• Core Responsibilities -- These “must-do,” “no-return” tasks, e.g., payroll, are prime for contingent outsourcing.
• Essential Responsibilities -- Performed by the bulk of management and permanent workers, these tasks are critical to achievement of short-term business plans. In this category, contingent staffing best applies to cyclical activities and special projects.
• Strategic Responsibilities – Performed by the leadership team, these tasks are critical to longer-term business plans. In this category, consultants are the most suitable contingent worker solution.
• Age Groups
• Baby Boomers -- For Baby Boomer workers who have weathered multiple corporate restructuring nightmares and are weary of long-term job volatility, contingent work arrangements provide a welcome opportunity to provide talent within a delivery framework that fits their and the company’s priorities: leveraging their expertise, focusing on a specific deliverable, maintaining schedule flexibility, avoiding corporate politics, and gaining personal satisfaction.
• Generation X -- The contingent workforce model also holds potential appeal for Generation X workers who saw their parents commit lifetimes to “the Man” only to grapple with the harsh realities of unexpected layoffs. As the first workforce demographic who may not see Social Security benefits, contingent work can satisfy this group’s general interest in broad career options and contingency plans, as well as maintenance of work/life balance.
• Echo Boomer/Generation Y – For these workers, who are already projected to hold more than 20 jobs over their lifetime, the contingent worker mindset aptly embodies career attitudes and objectives: acceptance of responsibility for their own careers; desire to round out both their resumes and life experiences; and an expectation to move on in two years if they haven’t moved ahead at an organization.
A Socially Responsible Start
Organizations looking to implement a contingent workforce talent acquisition model will realize the most substantial benefits by demonstrating a solid commitment to social responsibility right out of the gate – in the earliest stages of planning, implementation, and gaining management and permanent employee buy-in.
• Begin with a responsible plan
In keeping with the underlying “use only what’s needed” mindset, initial planning should center on making a responsible, manageable investment based on true expertise needs. Organizations should first determine an optimal ratio of contingent workers to permanent employees. Ideally, this ratio should fluctuate with macro-economic conditions and major industry and corporate events, such as acquisitions or new product introductions. In addition, evidence suggests that 5 percent to 25 percent of full-time employees are typically terminated during a reorganization, so the optimal contingent worker percentage likely falls within this range.

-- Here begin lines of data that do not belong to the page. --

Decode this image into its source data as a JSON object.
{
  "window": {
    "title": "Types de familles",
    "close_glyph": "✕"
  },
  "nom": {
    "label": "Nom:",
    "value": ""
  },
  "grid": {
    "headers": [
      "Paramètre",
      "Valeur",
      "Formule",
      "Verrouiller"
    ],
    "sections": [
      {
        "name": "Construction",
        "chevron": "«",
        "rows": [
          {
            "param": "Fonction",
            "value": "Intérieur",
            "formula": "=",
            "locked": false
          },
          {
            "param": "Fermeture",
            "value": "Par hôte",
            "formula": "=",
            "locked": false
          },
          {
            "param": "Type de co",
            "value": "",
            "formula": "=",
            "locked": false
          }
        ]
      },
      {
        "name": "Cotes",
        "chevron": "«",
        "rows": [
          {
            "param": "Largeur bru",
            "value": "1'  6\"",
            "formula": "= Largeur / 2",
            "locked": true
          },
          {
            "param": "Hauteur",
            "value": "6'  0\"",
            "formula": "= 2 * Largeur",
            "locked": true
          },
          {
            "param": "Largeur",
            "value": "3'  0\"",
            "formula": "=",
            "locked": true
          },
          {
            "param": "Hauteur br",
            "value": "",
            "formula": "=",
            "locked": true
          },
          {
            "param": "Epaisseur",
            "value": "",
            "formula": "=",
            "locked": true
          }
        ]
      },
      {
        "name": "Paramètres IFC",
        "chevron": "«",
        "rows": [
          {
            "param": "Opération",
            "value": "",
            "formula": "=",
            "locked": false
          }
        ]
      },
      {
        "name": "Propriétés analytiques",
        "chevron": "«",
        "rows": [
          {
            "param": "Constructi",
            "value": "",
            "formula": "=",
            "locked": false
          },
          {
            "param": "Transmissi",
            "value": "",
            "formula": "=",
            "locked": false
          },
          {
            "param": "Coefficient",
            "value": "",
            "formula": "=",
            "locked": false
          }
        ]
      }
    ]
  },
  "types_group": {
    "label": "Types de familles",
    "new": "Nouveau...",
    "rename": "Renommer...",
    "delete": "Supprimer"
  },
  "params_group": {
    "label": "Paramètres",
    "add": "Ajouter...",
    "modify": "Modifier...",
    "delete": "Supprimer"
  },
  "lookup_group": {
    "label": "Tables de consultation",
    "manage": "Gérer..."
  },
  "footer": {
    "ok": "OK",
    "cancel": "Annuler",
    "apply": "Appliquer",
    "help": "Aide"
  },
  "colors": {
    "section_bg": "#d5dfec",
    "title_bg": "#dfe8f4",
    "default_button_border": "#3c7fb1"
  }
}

A company’s specific ratio should be established as part of an organization’s annual workforce planning process (typically in connection with the annual budget process), and revisited in the wake of unanticipated world or economic conditions or business events.
Measurement and reward policies integrated with the contingent workforce mindset could provide companies with the foundation for competitive advantages. Examples of specific policies can include:
• Regularly publicizing quantifiable bottom line benefits such as savings, profits, customer growth, and workforce stability.
• Regularly publicizing quantifiable “work environment” benefits, such as promotions, retention, productivity, and project completion
• Rewarding the engagement of interim expertise in accordance with workforce and budget plans
• Rewarding cross-functional employee transitions
Amid economic turmoil, global competition and rapid business changes, organizations must challenge traditional assumptions of workforce management. By thinking beyond “staffing solutions” and “outsourcing” to integrated full-time, part-time, temporary, and outsourced expertise and workforce management solutions, organizations are compelled to address underutilized and wasted human capital. Let’s get on a “greener” track of improving our workforce model design to get better talent “mileage per gallon.”